_Problem requirements_.
Quote all of the data exactly as given. Skip every picture it contains.

_Input material_.
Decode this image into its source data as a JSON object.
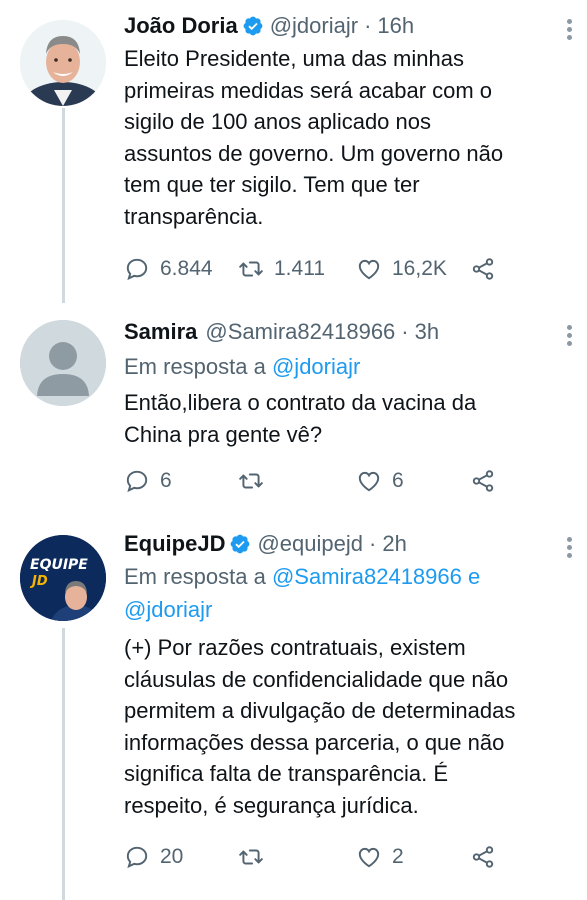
{
  "tweets": [
    {
      "name": "João Doria",
      "verified": true,
      "handle": "@jdoriajr",
      "time": "16h",
      "reply_to_prefix": "",
      "reply_to": [],
      "text_lines": [
        "Eleito Presidente, uma das minhas",
        "primeiras medidas será acabar com o",
        "sigilo de 100 anos aplicado nos",
        "assuntos de governo. Um governo não",
        "tem que ter sigilo. Tem que ter",
        "transparência."
      ],
      "replies": "6.844",
      "retweets": "1.411",
      "likes": "16,2K"
    },
    {
      "name": "Samira",
      "verified": false,
      "handle": "@Samira82418966",
      "time": "3h",
      "reply_to_prefix": "Em resposta a",
      "reply_to": [
        "@jdoriajr"
      ],
      "text_lines": [
        "Então,libera o contrato da vacina da",
        "China pra gente vê?"
      ],
      "replies": "6",
      "retweets": "",
      "likes": "6"
    },
    {
      "name": "EquipeJD",
      "verified": true,
      "handle": "@equipejd",
      "time": "2h",
      "reply_to_prefix": "Em resposta a",
      "reply_to": [
        "@Samira82418966",
        "e",
        "@jdoriajr"
      ],
      "avatar_text": [
        "EQUIPE",
        "JD"
      ],
      "text_lines": [
        "(+) Por razões contratuais, existem",
        "cláusulas de confidencialidade que não",
        "permitem a divulgação de determinadas",
        "informações dessa parceria, o que não",
        "significa falta de transparência. É",
        "respeito, é segurança jurídica."
      ],
      "replies": "20",
      "retweets": "",
      "likes": "2"
    }
  ],
  "separator_dot": "·",
  "colors": {
    "accent": "#1d9bf0",
    "secondary_text": "#536471",
    "primary_text": "#0f1419",
    "thread_line": "#cfd9de"
  },
  "icons": [
    "verified-badge-icon",
    "more-icon",
    "reply-icon",
    "retweet-icon",
    "like-icon",
    "share-icon"
  ]
}
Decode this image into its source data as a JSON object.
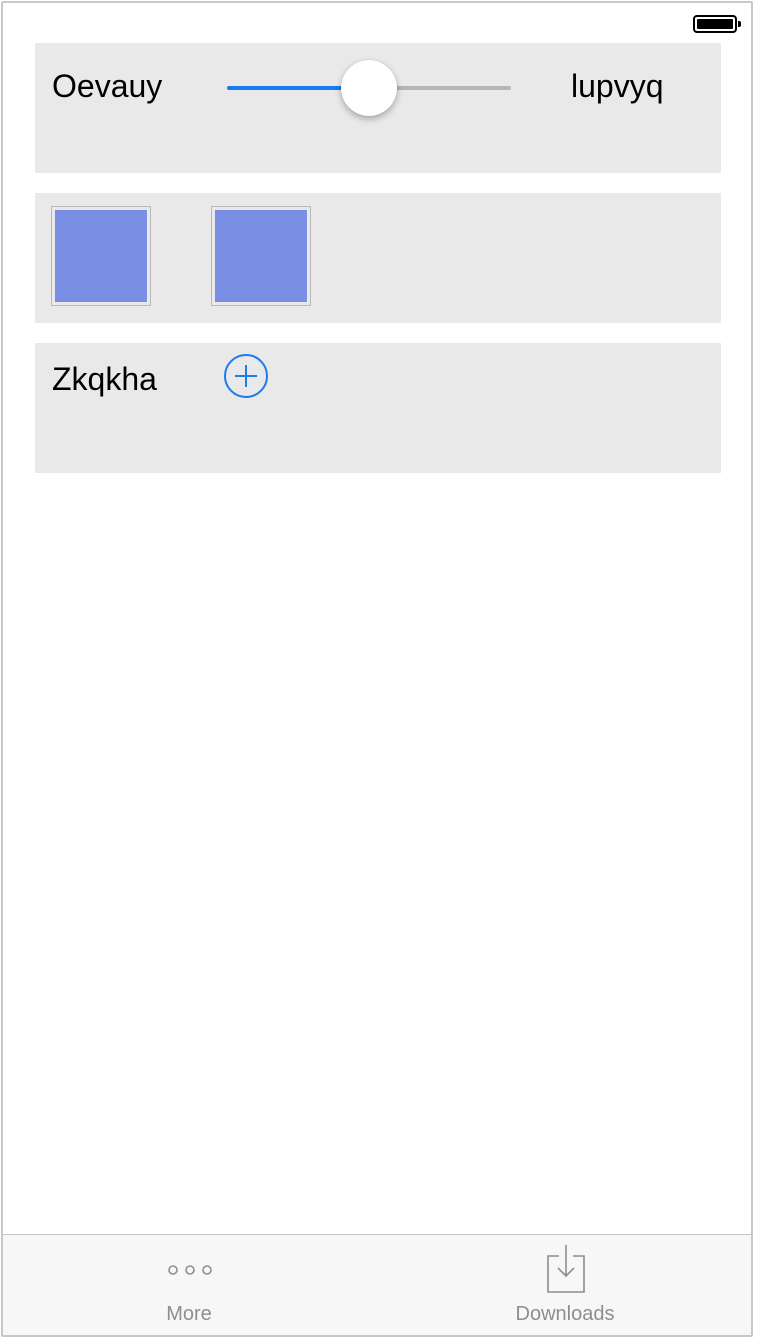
{
  "status_bar": {
    "battery_level": 1.0
  },
  "slider_row": {
    "min_label": "Oevauy",
    "max_label": "lupvyq",
    "value": 0.5
  },
  "swatch_row": {
    "swatches": [
      {
        "color": "#7a8fe3"
      },
      {
        "color": "#7a8fe3"
      }
    ]
  },
  "add_row": {
    "label": "Zkqkha"
  },
  "tab_bar": {
    "items": [
      {
        "label": "More",
        "icon": "more-icon"
      },
      {
        "label": "Downloads",
        "icon": "downloads-icon"
      }
    ]
  },
  "colors": {
    "accent": "#1a7bf2",
    "panel_background": "#e9e9e9",
    "tab_label": "#8e8e8e"
  }
}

_Answer_.
Decode this image into its source data as a JSON object.
{
  "tweets": [
    {
      "name": "João Doria",
      "verified": true,
      "handle": "@jdoriajr",
      "time": "16h",
      "reply_to_prefix": "",
      "reply_to": [],
      "text_lines": [
        "Eleito Presidente, uma das minhas",
        "primeiras medidas será acabar com o",
        "sigilo de 100 anos aplicado nos",
        "assuntos de governo. Um governo não",
        "tem que ter sigilo. Tem que ter",
        "transparência."
      ],
      "replies": "6.844",
      "retweets": "1.411",
      "likes": "16,2K"
    },
    {
      "name": "Samira",
      "verified": false,
      "handle": "@Samira82418966",
      "time": "3h",
      "reply_to_prefix": "Em resposta a",
      "reply_to": [
        "@jdoriajr"
      ],
      "text_lines": [
        "Então,libera o contrato da vacina da",
        "China pra gente vê?"
      ],
      "replies": "6",
      "retweets": "",
      "likes": "6"
    },
    {
      "name": "EquipeJD",
      "verified": true,
      "handle": "@equipejd",
      "time": "2h",
      "reply_to_prefix": "Em resposta a",
      "reply_to": [
        "@Samira82418966",
        "e",
        "@jdoriajr"
      ],
      "avatar_text": [
        "EQUIPE",
        "JD"
      ],
      "text_lines": [
        "(+) Por razões contratuais, existem",
        "cláusulas de confidencialidade que não",
        "permitem a divulgação de determinadas",
        "informações dessa parceria, o que não",
        "significa falta de transparência. É",
        "respeito, é segurança jurídica."
      ],
      "replies": "20",
      "retweets": "",
      "likes": "2"
    }
  ],
  "separator_dot": "·",
  "colors": {
    "accent": "#1d9bf0",
    "secondary_text": "#536471",
    "primary_text": "#0f1419",
    "thread_line": "#cfd9de"
  },
  "icons": [
    "verified-badge-icon",
    "more-icon",
    "reply-icon",
    "retweet-icon",
    "like-icon",
    "share-icon"
  ]
}
Decode this image into its source data as a JSON object.
{
  "status_bar": {
    "battery_level": 1.0
  },
  "slider_row": {
    "min_label": "Oevauy",
    "max_label": "lupvyq",
    "value": 0.5
  },
  "swatch_row": {
    "swatches": [
      {
        "color": "#7a8fe3"
      },
      {
        "color": "#7a8fe3"
      }
    ]
  },
  "add_row": {
    "label": "Zkqkha"
  },
  "tab_bar": {
    "items": [
      {
        "label": "More",
        "icon": "more-icon"
      },
      {
        "label": "Downloads",
        "icon": "downloads-icon"
      }
    ]
  },
  "colors": {
    "accent": "#1a7bf2",
    "panel_background": "#e9e9e9",
    "tab_label": "#8e8e8e"
  }
}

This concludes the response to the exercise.